….for its efforts to form a broad-based partnership to secure the construction of three new light rail transit stations, which will provide access for the transit dependent communities of East University Avenue, connecting residents to housing, jobs, education and the many amenities located throughout the Twin Cities metropolitan region. (US EPA, 2010)
I-94, however, remains a barrier and health hazard for Rondo residents. They still hope to find ways to remedy the destruction, and are advocating today for options including new pedestrian bridges and/or a highway “lid” that would cover I-94 with new green space. Examples of highway lids can be found as close as Duluth and as far away as Seattle. Rondo residents are also concerned that the Green Line is leading to increases in rent and tax assessments for long-time residents who may need to move out of the neighborhood.
As you will read in the next chapter, information equity, like health and transportation equity, is key to ensuring fair and just access to opportunities and resources for everyone.
Bullard, R. D. (2003). Just sustainabilities. Retrieved from https://books-google-com.ezp1.lib.umn.edu/books/about/Just_Sustainabilities.html?id=I7QBbofQGu4C
PolicyLink. (2016). Transportation for all: Good for families, communities, and the economy. Retrieved from http://www.policylink.org/sites/default/files/Transportation-for-All-FINAL-05-10-16.pdf
Rubin, V. (2009). All aboard! Making equity and inclusion central to federal transportation policy. Retrieved September 6, 2016, from http://www.policylink.org/find-resources/library/all-aboard-making-equity-and-inclusion-central-to-federal-transportation-policy
US EPA, O. (2010). Environmental Justice Awards 2010 [Announcements Schedules]. Retrieved August 11, 2015, from http://www.epa.gov/compliance/environmentaljustice/index.html
Wellman, G. C. (2014). Transportation apartheid: The role of transportation policy in societal inequality. Public Works Management & Policy, 19(4), 334–339. https://doi.org/10.1177/1087724X14545808
Yuen, L. (2010). Central Corridor: In the shadow of Rondo. Retrieved November 11, 2018, from https://www.thecurrent.org/feature/2010/04/20/centcorridor3-rondo
- See "All-in-Nation: An America that works for all" at https://cdn.americanprogress.org/wp-content/uploads/2013/07/AllInNation.pdf ↵
- My family benefited from the GI Bill. After my dad served in the Korean War he received a free education that allowed him to shift from his job in the steel mill to teaching. The jobs paid about the same, but when the steel mills in Buffalo, NY, laid off 60,000 people in the 1970s and 1980s, the shift in jobs made possible through the GI Bill meant our family remained financially stable. Other families never recovered. At that time many Black veterans did not have the same opportunities to use GI Bill funds. See Katznelson, I. (2005). When affirmative action was white: An untold history of racial inequality in twentieth-century America. New York: W.W. Norton & Company - Portions of the book are available at https://tinyurl.com/y83gekl9 ↵
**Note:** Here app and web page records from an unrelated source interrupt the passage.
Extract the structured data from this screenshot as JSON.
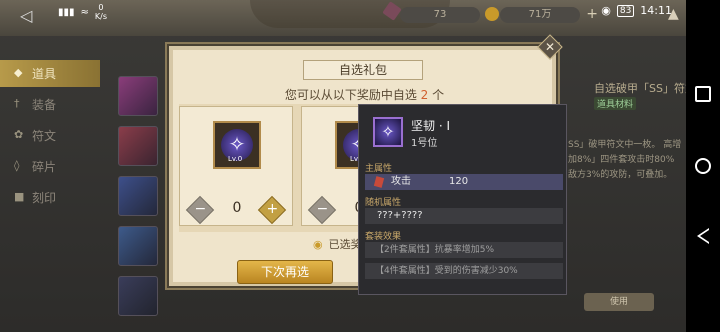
{
  "status_bar": {
    "speed_value": "0",
    "speed_unit": "K/s",
    "battery": "83",
    "time": "14:11"
  },
  "top_bar": {
    "resource_1": "73",
    "resource_2": "71万"
  },
  "sidebar": {
    "items": [
      {
        "label": "道具",
        "icon": "bag-icon",
        "active": true
      },
      {
        "label": "装备",
        "icon": "sword-icon",
        "active": false
      },
      {
        "label": "符文",
        "icon": "rune-icon",
        "active": false
      },
      {
        "label": "碎片",
        "icon": "shard-icon",
        "active": false
      },
      {
        "label": "刻印",
        "icon": "stamp-icon",
        "active": false
      }
    ]
  },
  "right_panel": {
    "title": "自选破甲「SS」符文",
    "tag": "道具材料",
    "desc": "SS」破甲符文中一枚。 高增加8%」四件套攻击时80% 敌方3%的攻防，可叠加。",
    "button": "使用"
  },
  "dialog": {
    "title": "自选礼包",
    "subtitle_prefix": "您可以从以下奖励中自选",
    "subtitle_count": "2",
    "subtitle_suffix": "个",
    "cards": [
      {
        "level": "Lv.0",
        "quantity": "0"
      },
      {
        "level": "Lv.0",
        "quantity": "0"
      }
    ],
    "selected_note": "已选奖",
    "reselect_button": "下次再选",
    "close_glyph": "✕"
  },
  "tooltip": {
    "name": "坚韧 · Ⅰ",
    "slot": "1号位",
    "main_attr_label": "主属性",
    "main_attr_key": "攻击",
    "main_attr_value": "120",
    "random_attr_label": "随机属性",
    "random_attr_value": "???+????",
    "set_effect_label": "套装效果",
    "set_effects": [
      "【2件套属性】抗暴率增加5%",
      "【4件套属性】受到的伤害减少30%"
    ]
  },
  "colors": {
    "accent_gold": "#c2a043",
    "highlight_orange": "#d1602f"
  }
}
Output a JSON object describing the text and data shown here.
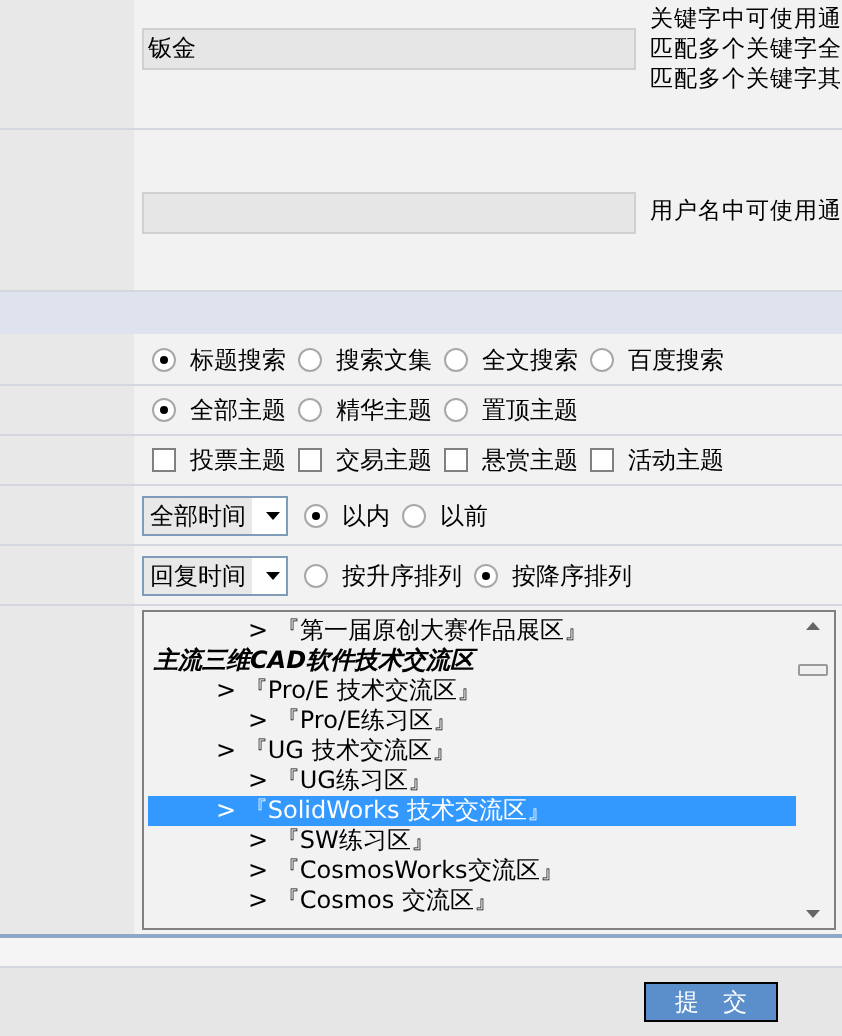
{
  "keyword_row": {
    "value": "钣金",
    "hints": [
      "关键字中可使用通",
      "匹配多个关键字全",
      "匹配多个关键字其"
    ]
  },
  "username_row": {
    "hint": "用户名中可使用通"
  },
  "search_type": [
    {
      "label": "标题搜索",
      "selected": true
    },
    {
      "label": "搜索文集",
      "selected": false
    },
    {
      "label": "全文搜索",
      "selected": false
    },
    {
      "label": "百度搜索",
      "selected": false
    }
  ],
  "thread_scope": [
    {
      "label": "全部主题",
      "selected": true
    },
    {
      "label": "精华主题",
      "selected": false
    },
    {
      "label": "置顶主题",
      "selected": false
    }
  ],
  "thread_types": [
    {
      "label": "投票主题",
      "checked": false
    },
    {
      "label": "交易主题",
      "checked": false
    },
    {
      "label": "悬赏主题",
      "checked": false
    },
    {
      "label": "活动主题",
      "checked": false
    }
  ],
  "time_filter": {
    "select": "全部时间",
    "options": [
      {
        "label": "以内",
        "selected": true
      },
      {
        "label": "以前",
        "selected": false
      }
    ]
  },
  "sort": {
    "select": "回复时间",
    "options": [
      {
        "label": "按升序排列",
        "selected": false
      },
      {
        "label": "按降序排列",
        "selected": true
      }
    ]
  },
  "forum_list": [
    {
      "kind": "subforum",
      "label": "> 『第一届原创大赛作品展区』",
      "selected": false
    },
    {
      "kind": "group",
      "label": "主流三维CAD软件技术交流区",
      "selected": false,
      "children": [
        {
          "kind": "forum",
          "label": "> 『Pro/E 技术交流区』",
          "selected": false,
          "children": [
            {
              "kind": "subforum",
              "label": "> 『Pro/E练习区』",
              "selected": false
            }
          ]
        },
        {
          "kind": "forum",
          "label": "> 『UG 技术交流区』",
          "selected": false,
          "children": [
            {
              "kind": "subforum",
              "label": "> 『UG练习区』",
              "selected": false
            }
          ]
        },
        {
          "kind": "forum",
          "label": "> 『SolidWorks 技术交流区』",
          "selected": true,
          "children": [
            {
              "kind": "subforum",
              "label": "> 『SW练习区』",
              "selected": false
            },
            {
              "kind": "subforum",
              "label": "> 『CosmosWorks交流区』",
              "selected": false
            },
            {
              "kind": "subforum",
              "label": "> 『Cosmos 交流区』",
              "selected": false
            }
          ]
        }
      ]
    }
  ],
  "submit_button": "提　交"
}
- See Wellman, G. C. (2014). Transportation apartheid: The role of transportation policy in societal inequality. Public Works Management & Policy, 19(4), 334–339. At http://login.ezproxy.lib.umn.edu/login?url=https://doi.org/10.1177/1087724X14545808 ↵
- See Zimmerman, S., Lieberman, M., Kramer, K., & Sadler, B. (2015). At the intersection of active transportation and equity. At https://www.apha.org/~/media/files/pdf/topics/environment/srts_activetranspequity_report_2015.ashx ↵